These printable chore charts are available both with a Sunday and Monday start!
When the school year started we made a similar chart to track her daily practices – but this is a different story 😊
If your kids love outer space, this astronaut printable chore chart is definitely for them!
My chore charts come both in US Letter size and A4 size, so you can easily choose the one that fits best your own printer!
Younger kids might enjoy a more visual chore chart, pictures can help them to understand what are the different types of chores that need to be done.
But in any way, you do not need to overcomplicate it! 😊
How to use a chore chart?
I would say just try this easy 5-step method if you would like to introduce a new chore chart to your family!
1. Decide about the chore chart system and the exact chore chart you are planning to use. It can be a good idea to use a common family chore chart, but younger kids might enjoy it more if they have their own chore charts with different designs.
2. Make sure to set clear expectations and rewards. It is really important to focus on age-appropriate chores (and rewards)!
3. Put the chart(s) in an easily reachable place.
4. Use either stickers or checkmarks when some household duties are done.
5. Celebrate! When the goals that you set with the chore chart are fulfilled, make sure to praise your kids, and give them the reward that you agreed to at the beginning. This can be either an ice cream, some little things or toys, or even extra money for older children.

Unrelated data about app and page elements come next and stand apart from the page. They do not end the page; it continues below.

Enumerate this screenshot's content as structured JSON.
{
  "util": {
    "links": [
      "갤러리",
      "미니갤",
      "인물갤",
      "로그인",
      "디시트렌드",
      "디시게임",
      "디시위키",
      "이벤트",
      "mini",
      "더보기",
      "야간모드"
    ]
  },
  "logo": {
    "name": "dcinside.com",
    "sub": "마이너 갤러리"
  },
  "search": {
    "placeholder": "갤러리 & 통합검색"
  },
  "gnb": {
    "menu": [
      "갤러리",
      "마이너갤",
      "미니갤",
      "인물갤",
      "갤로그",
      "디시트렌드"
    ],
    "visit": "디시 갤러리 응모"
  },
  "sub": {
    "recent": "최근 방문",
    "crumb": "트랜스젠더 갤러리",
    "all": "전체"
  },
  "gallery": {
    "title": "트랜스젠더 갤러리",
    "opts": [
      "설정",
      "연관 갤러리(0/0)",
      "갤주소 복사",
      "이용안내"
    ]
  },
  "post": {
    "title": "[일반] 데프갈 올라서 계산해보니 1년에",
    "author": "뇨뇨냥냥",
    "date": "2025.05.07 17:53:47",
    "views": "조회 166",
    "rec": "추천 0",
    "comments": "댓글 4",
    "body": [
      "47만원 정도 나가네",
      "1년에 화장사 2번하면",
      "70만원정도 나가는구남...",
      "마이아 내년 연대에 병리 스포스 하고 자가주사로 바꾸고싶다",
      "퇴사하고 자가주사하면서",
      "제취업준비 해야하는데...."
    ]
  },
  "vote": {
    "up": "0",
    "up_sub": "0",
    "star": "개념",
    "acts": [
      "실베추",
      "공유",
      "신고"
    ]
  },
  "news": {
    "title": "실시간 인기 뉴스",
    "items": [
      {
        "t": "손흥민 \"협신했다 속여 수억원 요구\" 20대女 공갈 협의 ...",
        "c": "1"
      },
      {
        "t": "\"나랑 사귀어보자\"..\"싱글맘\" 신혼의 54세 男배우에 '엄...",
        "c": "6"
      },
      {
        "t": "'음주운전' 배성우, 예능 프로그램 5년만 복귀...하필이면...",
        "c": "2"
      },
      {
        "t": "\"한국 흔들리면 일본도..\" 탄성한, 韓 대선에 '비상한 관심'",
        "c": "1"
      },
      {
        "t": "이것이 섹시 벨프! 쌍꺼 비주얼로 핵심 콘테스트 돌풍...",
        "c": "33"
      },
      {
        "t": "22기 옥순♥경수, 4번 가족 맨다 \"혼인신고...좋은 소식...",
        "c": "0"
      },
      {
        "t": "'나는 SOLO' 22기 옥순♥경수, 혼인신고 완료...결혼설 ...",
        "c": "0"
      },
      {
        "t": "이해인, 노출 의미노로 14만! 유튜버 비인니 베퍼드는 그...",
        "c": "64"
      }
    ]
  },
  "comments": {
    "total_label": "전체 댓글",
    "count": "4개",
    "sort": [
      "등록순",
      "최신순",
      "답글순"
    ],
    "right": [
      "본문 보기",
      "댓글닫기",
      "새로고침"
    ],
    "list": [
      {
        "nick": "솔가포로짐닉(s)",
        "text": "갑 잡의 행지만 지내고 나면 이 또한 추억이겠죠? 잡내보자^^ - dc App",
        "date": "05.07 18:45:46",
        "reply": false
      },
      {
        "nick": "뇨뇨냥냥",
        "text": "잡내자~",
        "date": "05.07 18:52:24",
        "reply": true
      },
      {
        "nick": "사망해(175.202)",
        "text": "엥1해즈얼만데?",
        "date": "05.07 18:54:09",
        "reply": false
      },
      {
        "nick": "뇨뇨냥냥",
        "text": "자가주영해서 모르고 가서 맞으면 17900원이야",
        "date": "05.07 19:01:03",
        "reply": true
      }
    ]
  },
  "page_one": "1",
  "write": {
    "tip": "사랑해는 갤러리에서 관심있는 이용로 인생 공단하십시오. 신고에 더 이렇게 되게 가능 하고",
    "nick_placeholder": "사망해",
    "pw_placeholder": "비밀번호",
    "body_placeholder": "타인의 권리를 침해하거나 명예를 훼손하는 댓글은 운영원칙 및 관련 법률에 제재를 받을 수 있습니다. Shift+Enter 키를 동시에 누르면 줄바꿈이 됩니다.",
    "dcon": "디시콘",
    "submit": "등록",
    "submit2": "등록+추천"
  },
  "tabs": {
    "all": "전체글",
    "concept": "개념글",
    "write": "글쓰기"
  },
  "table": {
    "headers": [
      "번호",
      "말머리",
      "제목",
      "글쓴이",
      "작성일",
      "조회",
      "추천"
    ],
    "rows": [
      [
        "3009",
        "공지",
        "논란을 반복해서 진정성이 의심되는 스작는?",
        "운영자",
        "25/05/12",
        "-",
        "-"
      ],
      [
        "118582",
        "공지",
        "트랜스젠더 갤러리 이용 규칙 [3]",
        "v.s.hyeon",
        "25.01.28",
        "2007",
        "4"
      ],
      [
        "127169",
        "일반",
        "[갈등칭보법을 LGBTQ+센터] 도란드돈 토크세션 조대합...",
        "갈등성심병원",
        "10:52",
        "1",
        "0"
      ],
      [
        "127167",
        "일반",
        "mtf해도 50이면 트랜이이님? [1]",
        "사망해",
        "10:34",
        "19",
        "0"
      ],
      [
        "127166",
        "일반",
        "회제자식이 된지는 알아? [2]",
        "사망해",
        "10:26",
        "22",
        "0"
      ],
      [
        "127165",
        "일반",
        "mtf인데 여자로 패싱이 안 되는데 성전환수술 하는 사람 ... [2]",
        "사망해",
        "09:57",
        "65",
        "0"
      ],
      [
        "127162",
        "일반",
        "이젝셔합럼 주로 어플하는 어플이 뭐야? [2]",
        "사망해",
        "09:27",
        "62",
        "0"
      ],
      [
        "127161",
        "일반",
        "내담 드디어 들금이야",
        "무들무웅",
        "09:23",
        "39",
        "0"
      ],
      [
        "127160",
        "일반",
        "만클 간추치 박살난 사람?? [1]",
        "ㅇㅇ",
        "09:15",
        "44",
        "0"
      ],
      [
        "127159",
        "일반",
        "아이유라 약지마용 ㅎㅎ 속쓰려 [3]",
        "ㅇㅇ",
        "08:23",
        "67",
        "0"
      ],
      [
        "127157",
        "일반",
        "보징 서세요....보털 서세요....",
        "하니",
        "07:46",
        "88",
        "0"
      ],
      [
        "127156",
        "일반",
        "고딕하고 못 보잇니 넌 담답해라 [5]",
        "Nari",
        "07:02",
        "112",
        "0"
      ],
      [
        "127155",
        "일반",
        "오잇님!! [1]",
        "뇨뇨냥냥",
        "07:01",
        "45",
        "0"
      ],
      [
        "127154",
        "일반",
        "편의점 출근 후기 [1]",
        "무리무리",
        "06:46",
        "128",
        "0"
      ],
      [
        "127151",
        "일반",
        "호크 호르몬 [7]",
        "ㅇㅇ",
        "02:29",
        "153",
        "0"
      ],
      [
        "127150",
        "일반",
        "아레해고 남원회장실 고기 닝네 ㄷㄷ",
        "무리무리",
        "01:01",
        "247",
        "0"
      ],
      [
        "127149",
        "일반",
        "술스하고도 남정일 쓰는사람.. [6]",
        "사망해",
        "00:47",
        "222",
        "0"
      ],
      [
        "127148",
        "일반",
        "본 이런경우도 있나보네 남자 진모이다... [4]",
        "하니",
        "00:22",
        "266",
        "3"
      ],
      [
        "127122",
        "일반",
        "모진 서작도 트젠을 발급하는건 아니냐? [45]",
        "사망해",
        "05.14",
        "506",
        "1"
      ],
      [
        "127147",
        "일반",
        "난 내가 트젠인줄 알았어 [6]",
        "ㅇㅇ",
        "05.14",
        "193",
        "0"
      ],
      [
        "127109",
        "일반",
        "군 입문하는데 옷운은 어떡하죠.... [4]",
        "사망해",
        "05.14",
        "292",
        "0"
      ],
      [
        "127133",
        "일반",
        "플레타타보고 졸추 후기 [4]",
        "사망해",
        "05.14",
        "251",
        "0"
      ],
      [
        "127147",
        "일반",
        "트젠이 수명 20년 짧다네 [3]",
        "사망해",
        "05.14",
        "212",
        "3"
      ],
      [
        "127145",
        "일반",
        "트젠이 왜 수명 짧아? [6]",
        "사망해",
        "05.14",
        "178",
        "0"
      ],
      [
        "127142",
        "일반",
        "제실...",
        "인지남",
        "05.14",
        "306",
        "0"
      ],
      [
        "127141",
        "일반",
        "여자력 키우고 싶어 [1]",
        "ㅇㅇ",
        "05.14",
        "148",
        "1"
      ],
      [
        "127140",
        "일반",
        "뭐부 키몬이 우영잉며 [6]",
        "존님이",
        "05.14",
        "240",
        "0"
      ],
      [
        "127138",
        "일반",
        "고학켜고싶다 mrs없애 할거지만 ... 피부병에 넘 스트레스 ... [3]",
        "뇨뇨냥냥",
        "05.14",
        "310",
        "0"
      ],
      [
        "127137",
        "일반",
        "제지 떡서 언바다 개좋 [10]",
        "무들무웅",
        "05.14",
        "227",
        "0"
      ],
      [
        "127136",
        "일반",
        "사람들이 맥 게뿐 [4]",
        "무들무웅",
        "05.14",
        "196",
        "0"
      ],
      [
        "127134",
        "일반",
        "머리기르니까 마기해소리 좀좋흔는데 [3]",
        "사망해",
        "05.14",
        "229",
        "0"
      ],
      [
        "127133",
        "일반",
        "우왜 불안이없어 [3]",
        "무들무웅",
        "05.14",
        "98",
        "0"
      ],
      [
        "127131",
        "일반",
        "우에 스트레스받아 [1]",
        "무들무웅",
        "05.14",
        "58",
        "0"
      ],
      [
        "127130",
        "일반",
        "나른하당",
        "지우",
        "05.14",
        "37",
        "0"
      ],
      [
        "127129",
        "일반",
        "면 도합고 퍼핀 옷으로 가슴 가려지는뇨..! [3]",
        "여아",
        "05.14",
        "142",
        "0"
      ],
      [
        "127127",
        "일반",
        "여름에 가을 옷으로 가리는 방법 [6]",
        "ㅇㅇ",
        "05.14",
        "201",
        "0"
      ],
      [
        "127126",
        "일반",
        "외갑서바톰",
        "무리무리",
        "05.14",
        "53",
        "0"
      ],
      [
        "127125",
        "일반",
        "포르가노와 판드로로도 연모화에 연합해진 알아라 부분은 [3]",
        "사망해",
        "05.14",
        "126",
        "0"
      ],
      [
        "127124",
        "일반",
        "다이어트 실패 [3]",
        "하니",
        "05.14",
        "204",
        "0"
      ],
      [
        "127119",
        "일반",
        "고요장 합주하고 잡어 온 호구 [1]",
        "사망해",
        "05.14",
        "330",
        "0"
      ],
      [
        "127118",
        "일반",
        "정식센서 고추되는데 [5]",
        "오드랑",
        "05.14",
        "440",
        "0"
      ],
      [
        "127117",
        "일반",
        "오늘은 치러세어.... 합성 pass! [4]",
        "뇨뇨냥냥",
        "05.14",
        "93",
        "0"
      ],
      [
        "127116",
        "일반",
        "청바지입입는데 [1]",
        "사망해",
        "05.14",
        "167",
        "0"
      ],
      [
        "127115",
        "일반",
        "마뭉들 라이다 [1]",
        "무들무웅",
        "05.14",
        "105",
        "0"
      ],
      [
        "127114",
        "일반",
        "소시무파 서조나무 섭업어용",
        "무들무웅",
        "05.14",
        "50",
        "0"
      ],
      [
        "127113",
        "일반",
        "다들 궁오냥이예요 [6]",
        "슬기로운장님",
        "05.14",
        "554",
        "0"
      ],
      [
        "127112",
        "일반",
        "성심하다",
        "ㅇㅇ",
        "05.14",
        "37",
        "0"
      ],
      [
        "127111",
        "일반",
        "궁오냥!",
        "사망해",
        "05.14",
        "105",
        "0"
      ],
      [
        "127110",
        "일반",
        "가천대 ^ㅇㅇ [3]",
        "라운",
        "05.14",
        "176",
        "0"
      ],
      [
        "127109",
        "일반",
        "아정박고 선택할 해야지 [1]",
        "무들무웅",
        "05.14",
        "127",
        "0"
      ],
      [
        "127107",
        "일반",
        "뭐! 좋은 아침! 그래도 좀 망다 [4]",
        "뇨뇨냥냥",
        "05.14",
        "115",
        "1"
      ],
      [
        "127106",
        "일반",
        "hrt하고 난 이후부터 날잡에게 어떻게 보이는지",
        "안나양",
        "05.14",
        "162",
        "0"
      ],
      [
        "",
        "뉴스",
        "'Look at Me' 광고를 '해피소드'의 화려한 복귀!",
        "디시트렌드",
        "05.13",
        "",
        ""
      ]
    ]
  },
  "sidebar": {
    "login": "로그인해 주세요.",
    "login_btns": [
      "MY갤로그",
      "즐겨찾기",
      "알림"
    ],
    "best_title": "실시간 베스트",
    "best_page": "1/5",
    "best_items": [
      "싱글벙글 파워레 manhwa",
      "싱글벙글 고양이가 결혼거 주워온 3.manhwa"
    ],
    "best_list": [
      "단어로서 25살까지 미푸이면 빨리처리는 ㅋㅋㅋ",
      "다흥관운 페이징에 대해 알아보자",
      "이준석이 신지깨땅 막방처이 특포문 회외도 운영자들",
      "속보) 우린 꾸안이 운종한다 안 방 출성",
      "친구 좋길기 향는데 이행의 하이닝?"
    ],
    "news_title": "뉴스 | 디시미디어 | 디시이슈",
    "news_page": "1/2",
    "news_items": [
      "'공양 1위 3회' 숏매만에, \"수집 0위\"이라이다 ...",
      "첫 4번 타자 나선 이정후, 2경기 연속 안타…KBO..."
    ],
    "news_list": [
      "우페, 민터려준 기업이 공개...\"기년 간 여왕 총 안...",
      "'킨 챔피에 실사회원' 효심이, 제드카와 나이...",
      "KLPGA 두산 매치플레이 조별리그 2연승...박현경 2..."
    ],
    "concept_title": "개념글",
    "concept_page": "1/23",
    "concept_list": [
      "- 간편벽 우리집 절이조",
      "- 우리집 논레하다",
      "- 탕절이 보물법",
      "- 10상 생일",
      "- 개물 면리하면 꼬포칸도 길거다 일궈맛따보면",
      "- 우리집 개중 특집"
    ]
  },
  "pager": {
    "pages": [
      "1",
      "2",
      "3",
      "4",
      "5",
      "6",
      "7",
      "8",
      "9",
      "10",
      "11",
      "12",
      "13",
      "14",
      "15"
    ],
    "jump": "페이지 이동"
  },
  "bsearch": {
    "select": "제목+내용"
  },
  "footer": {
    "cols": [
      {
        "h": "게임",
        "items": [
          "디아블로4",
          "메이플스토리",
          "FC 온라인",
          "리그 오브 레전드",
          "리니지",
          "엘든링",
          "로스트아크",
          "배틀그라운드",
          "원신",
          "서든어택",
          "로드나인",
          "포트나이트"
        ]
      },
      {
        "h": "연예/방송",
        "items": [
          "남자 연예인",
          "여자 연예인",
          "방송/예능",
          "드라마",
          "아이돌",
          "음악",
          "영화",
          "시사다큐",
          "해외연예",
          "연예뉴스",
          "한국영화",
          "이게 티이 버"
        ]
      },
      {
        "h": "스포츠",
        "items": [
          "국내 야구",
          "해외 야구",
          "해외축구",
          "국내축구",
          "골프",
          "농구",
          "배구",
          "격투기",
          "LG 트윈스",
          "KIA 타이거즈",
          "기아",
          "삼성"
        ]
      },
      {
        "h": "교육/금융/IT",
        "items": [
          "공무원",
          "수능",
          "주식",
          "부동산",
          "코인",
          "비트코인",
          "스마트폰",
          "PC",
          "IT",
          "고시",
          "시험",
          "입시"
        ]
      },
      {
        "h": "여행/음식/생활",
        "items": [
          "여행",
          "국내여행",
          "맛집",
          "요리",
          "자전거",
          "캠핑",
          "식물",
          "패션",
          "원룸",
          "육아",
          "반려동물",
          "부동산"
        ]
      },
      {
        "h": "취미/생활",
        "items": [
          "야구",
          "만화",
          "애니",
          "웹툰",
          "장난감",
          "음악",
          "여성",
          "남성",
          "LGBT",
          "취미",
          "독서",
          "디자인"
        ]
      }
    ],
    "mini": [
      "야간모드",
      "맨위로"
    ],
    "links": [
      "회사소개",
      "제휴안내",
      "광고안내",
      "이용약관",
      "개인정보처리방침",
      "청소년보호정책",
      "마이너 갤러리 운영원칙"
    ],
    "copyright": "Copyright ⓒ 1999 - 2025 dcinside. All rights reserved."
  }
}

This way, you can build doing chores in the daily and weekly routine of your kids, and build really good habits!
Chore ideas for 5-8 year old kids

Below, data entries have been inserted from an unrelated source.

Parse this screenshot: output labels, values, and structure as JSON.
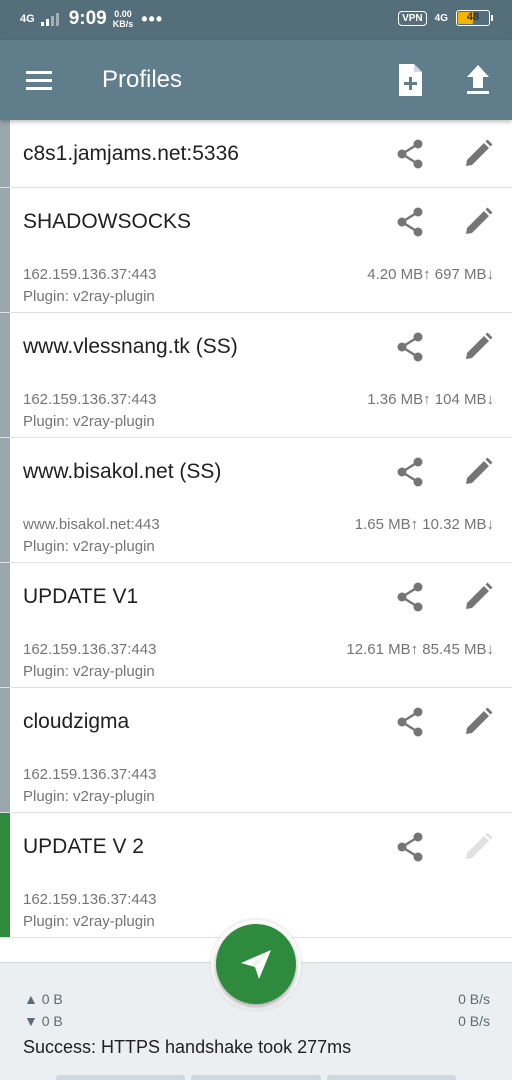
{
  "status_bar": {
    "network": "4G",
    "time": "9:09",
    "speed_value": "0.00",
    "speed_unit": "KB/s",
    "dots": "•••",
    "vpn": "VPN",
    "network_right": "4G",
    "battery": "48"
  },
  "app_bar": {
    "title": "Profiles",
    "icons": [
      "menu-icon",
      "add-file-icon",
      "upload-icon"
    ]
  },
  "profiles": [
    {
      "title": "c8s1.jamjams.net:5336",
      "host": "",
      "plugin": "",
      "traffic": "",
      "selected": false
    },
    {
      "title": "SHADOWSOCKS",
      "host": "162.159.136.37:443",
      "plugin": "Plugin: v2ray-plugin",
      "traffic": "4.20 MB↑ 697 MB↓",
      "selected": false
    },
    {
      "title": "www.vlessnang.tk (SS)",
      "host": "162.159.136.37:443",
      "plugin": "Plugin: v2ray-plugin",
      "traffic": "1.36 MB↑ 104 MB↓",
      "selected": false
    },
    {
      "title": "www.bisakol.net (SS)",
      "host": "www.bisakol.net:443",
      "plugin": "Plugin: v2ray-plugin",
      "traffic": "1.65 MB↑ 10.32 MB↓",
      "selected": false
    },
    {
      "title": "UPDATE V1",
      "host": "162.159.136.37:443",
      "plugin": "Plugin: v2ray-plugin",
      "traffic": "12.61 MB↑  85.45 MB↓",
      "selected": false
    },
    {
      "title": "cloudzigma",
      "host": "162.159.136.37:443",
      "plugin": "Plugin: v2ray-plugin",
      "traffic": "",
      "selected": false
    },
    {
      "title": "UPDATE V 2",
      "host": "162.159.136.37:443",
      "plugin": "Plugin: v2ray-plugin",
      "traffic": "",
      "selected": true
    }
  ],
  "stats": {
    "tx_total": "▲ 0 B",
    "rx_total": "▼ 0 B",
    "tx_rate": "0 B/s",
    "rx_rate": "0 B/s",
    "message": "Success: HTTPS handshake took 277ms"
  },
  "colors": {
    "toolbar": "#607d8b",
    "status_bar": "#546e7a",
    "accent": "#2e8b3e",
    "stripe_inactive": "#9aa8ae"
  }
}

When introducing new chores, it is important to make sure these are appropriate for your kids. Of course, you know them the best, and what can work with one kid, might be too complex for another one. I know for example an 8-year-old boy, who already could cook a full meal for the family. But for most kids of that age, I would be more careful with such complex tasks that can also be a bit risky…

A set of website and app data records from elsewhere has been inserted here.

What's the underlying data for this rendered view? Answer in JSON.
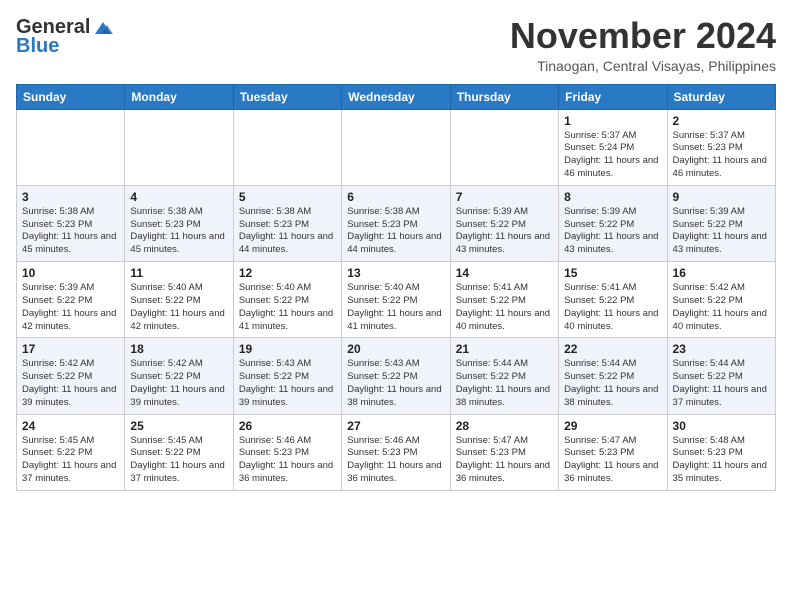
{
  "header": {
    "logo_general": "General",
    "logo_blue": "Blue",
    "month_title": "November 2024",
    "location": "Tinaogan, Central Visayas, Philippines"
  },
  "weekdays": [
    "Sunday",
    "Monday",
    "Tuesday",
    "Wednesday",
    "Thursday",
    "Friday",
    "Saturday"
  ],
  "weeks": [
    [
      {
        "day": "",
        "info": ""
      },
      {
        "day": "",
        "info": ""
      },
      {
        "day": "",
        "info": ""
      },
      {
        "day": "",
        "info": ""
      },
      {
        "day": "",
        "info": ""
      },
      {
        "day": "1",
        "info": "Sunrise: 5:37 AM\nSunset: 5:24 PM\nDaylight: 11 hours and 46 minutes."
      },
      {
        "day": "2",
        "info": "Sunrise: 5:37 AM\nSunset: 5:23 PM\nDaylight: 11 hours and 46 minutes."
      }
    ],
    [
      {
        "day": "3",
        "info": "Sunrise: 5:38 AM\nSunset: 5:23 PM\nDaylight: 11 hours and 45 minutes."
      },
      {
        "day": "4",
        "info": "Sunrise: 5:38 AM\nSunset: 5:23 PM\nDaylight: 11 hours and 45 minutes."
      },
      {
        "day": "5",
        "info": "Sunrise: 5:38 AM\nSunset: 5:23 PM\nDaylight: 11 hours and 44 minutes."
      },
      {
        "day": "6",
        "info": "Sunrise: 5:38 AM\nSunset: 5:23 PM\nDaylight: 11 hours and 44 minutes."
      },
      {
        "day": "7",
        "info": "Sunrise: 5:39 AM\nSunset: 5:22 PM\nDaylight: 11 hours and 43 minutes."
      },
      {
        "day": "8",
        "info": "Sunrise: 5:39 AM\nSunset: 5:22 PM\nDaylight: 11 hours and 43 minutes."
      },
      {
        "day": "9",
        "info": "Sunrise: 5:39 AM\nSunset: 5:22 PM\nDaylight: 11 hours and 43 minutes."
      }
    ],
    [
      {
        "day": "10",
        "info": "Sunrise: 5:39 AM\nSunset: 5:22 PM\nDaylight: 11 hours and 42 minutes."
      },
      {
        "day": "11",
        "info": "Sunrise: 5:40 AM\nSunset: 5:22 PM\nDaylight: 11 hours and 42 minutes."
      },
      {
        "day": "12",
        "info": "Sunrise: 5:40 AM\nSunset: 5:22 PM\nDaylight: 11 hours and 41 minutes."
      },
      {
        "day": "13",
        "info": "Sunrise: 5:40 AM\nSunset: 5:22 PM\nDaylight: 11 hours and 41 minutes."
      },
      {
        "day": "14",
        "info": "Sunrise: 5:41 AM\nSunset: 5:22 PM\nDaylight: 11 hours and 40 minutes."
      },
      {
        "day": "15",
        "info": "Sunrise: 5:41 AM\nSunset: 5:22 PM\nDaylight: 11 hours and 40 minutes."
      },
      {
        "day": "16",
        "info": "Sunrise: 5:42 AM\nSunset: 5:22 PM\nDaylight: 11 hours and 40 minutes."
      }
    ],
    [
      {
        "day": "17",
        "info": "Sunrise: 5:42 AM\nSunset: 5:22 PM\nDaylight: 11 hours and 39 minutes."
      },
      {
        "day": "18",
        "info": "Sunrise: 5:42 AM\nSunset: 5:22 PM\nDaylight: 11 hours and 39 minutes."
      },
      {
        "day": "19",
        "info": "Sunrise: 5:43 AM\nSunset: 5:22 PM\nDaylight: 11 hours and 39 minutes."
      },
      {
        "day": "20",
        "info": "Sunrise: 5:43 AM\nSunset: 5:22 PM\nDaylight: 11 hours and 38 minutes."
      },
      {
        "day": "21",
        "info": "Sunrise: 5:44 AM\nSunset: 5:22 PM\nDaylight: 11 hours and 38 minutes."
      },
      {
        "day": "22",
        "info": "Sunrise: 5:44 AM\nSunset: 5:22 PM\nDaylight: 11 hours and 38 minutes."
      },
      {
        "day": "23",
        "info": "Sunrise: 5:44 AM\nSunset: 5:22 PM\nDaylight: 11 hours and 37 minutes."
      }
    ],
    [
      {
        "day": "24",
        "info": "Sunrise: 5:45 AM\nSunset: 5:22 PM\nDaylight: 11 hours and 37 minutes."
      },
      {
        "day": "25",
        "info": "Sunrise: 5:45 AM\nSunset: 5:22 PM\nDaylight: 11 hours and 37 minutes."
      },
      {
        "day": "26",
        "info": "Sunrise: 5:46 AM\nSunset: 5:23 PM\nDaylight: 11 hours and 36 minutes."
      },
      {
        "day": "27",
        "info": "Sunrise: 5:46 AM\nSunset: 5:23 PM\nDaylight: 11 hours and 36 minutes."
      },
      {
        "day": "28",
        "info": "Sunrise: 5:47 AM\nSunset: 5:23 PM\nDaylight: 11 hours and 36 minutes."
      },
      {
        "day": "29",
        "info": "Sunrise: 5:47 AM\nSunset: 5:23 PM\nDaylight: 11 hours and 36 minutes."
      },
      {
        "day": "30",
        "info": "Sunrise: 5:48 AM\nSunset: 5:23 PM\nDaylight: 11 hours and 35 minutes."
      }
    ]
  ]
}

So if you are wondering what chores might be great to start with 5-8-year-olds, I collected a few ideas for you:
- Making the Bed:
- Teach them to straighten sheets and arrange pillows. While it might not be perfect, the effort also matters, and it will surely get better with time.
- Picking Up Toys:
- You can also make it a game by turning cleanup into a race or challenge. Set a timer and see how quickly they can put their toys away.
- Putting Clothes in the Hamper:
- Encourage them to toss their dirty clothes into the laundry hamper. Well, this is something we are not having that much success so far, I have to admit 😅
- Setting the Table:
- Teach them to place spoons and forks (you might want to wait with knives), napkins, and plates on the table before meals.
- Clearing the Table:
- After meals, have them help clear the table and bring dishes to the kitchen or even put them in the dishwasher.
- Wiping Surfaces:
- Provide a damp cloth and ask them to wipe down surfaces like tables or countertops.
- Watering Plants:
- If you have indoor or outdoor plants, show them how to water them responsibly.
- Feeding Pets:
- If you have pets, involve them in feeding and caring for them.
- Give them a feather duster and let them dust low surfaces or items within their reach.
- Matching Socks:
- Make a game out of matching socks when folding laundry. We play it regularly 😁
- Putting Away Groceries:
- Teach them where different items belong in the kitchen and have them help put away groceries.
- Sweeping with a Small Broom:
- Provide a child-sized broom and let them sweep small areas.
- Simple Meal Prep:
- Allow them to help with simple meal preparation tasks, like washing vegetables or stirring ingredients.
- Brushing Pets:
- If you have a pet that enjoys it, let them help with brushing.
- Sorting Laundry:
- Teach them to sort laundry into lights and darks before washing.
- Craft Supply Organization:
- If they enjoy crafts, ask them to help organize art supplies.
You can use simple printable chore charts with different designs to build daily chores in your kids’ routines. Using chore charts is a great way to make it more interesting and fun, while you are teaching a lot of important life skills to your Little Ones.
Which chore chart is your favorite one? 😊